(Excerpts from an interface dataset)

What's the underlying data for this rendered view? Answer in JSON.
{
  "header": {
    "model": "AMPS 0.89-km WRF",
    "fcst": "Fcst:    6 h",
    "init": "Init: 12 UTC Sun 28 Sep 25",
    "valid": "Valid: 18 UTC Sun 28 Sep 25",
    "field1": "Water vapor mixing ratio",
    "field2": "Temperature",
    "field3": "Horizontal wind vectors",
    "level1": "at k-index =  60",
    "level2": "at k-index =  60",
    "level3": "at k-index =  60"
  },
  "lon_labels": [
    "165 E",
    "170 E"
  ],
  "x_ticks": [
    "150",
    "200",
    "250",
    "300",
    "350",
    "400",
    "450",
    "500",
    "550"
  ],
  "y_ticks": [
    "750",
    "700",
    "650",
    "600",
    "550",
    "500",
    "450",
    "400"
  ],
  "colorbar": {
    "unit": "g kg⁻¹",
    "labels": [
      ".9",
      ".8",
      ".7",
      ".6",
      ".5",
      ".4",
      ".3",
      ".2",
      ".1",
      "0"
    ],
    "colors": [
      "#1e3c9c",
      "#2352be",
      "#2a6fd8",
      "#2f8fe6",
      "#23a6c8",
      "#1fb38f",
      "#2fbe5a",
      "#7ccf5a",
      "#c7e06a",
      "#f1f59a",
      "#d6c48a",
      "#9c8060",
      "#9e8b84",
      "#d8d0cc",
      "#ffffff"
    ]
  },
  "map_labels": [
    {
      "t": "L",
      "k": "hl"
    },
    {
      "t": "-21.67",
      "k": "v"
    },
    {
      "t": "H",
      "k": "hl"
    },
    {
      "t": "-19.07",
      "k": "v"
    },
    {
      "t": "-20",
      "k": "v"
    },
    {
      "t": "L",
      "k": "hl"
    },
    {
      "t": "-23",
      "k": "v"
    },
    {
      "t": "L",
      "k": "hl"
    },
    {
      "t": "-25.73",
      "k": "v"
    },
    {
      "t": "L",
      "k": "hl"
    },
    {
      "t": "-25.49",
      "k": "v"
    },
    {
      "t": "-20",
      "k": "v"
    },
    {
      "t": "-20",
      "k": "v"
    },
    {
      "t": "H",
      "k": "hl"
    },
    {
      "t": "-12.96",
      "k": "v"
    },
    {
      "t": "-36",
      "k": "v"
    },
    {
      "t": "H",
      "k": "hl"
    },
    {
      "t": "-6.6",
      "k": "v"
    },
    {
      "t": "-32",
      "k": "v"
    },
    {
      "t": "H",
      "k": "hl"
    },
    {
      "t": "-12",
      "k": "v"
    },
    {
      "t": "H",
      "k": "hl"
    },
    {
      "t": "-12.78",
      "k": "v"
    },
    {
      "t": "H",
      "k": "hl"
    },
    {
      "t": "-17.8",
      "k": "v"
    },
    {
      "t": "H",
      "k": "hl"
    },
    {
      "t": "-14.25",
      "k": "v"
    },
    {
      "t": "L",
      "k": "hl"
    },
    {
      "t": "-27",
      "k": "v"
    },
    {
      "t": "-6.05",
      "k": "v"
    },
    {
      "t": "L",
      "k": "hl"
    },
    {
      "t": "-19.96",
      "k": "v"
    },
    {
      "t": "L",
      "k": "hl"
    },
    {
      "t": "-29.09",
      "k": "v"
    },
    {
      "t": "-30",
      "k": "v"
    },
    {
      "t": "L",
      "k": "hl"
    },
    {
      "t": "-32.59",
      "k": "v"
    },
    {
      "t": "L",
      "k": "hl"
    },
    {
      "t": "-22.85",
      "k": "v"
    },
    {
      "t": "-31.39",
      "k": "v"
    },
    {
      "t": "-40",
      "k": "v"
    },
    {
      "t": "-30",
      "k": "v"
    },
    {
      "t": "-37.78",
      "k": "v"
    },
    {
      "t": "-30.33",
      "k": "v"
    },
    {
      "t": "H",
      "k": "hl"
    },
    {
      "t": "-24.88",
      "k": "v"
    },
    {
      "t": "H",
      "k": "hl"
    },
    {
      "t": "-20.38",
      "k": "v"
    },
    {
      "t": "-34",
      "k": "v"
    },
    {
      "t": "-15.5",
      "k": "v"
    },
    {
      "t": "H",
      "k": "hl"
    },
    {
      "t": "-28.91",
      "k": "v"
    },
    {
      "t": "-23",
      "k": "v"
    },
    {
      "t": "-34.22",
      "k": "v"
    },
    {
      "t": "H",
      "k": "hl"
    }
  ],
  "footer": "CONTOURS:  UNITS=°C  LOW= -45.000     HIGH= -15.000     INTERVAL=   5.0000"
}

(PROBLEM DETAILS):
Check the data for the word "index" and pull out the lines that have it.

(EXPECTED OUTPUT):
    "level1": "at k-index =  60",
    "level2": "at k-index =  60",
    "level3": "at k-index =  60"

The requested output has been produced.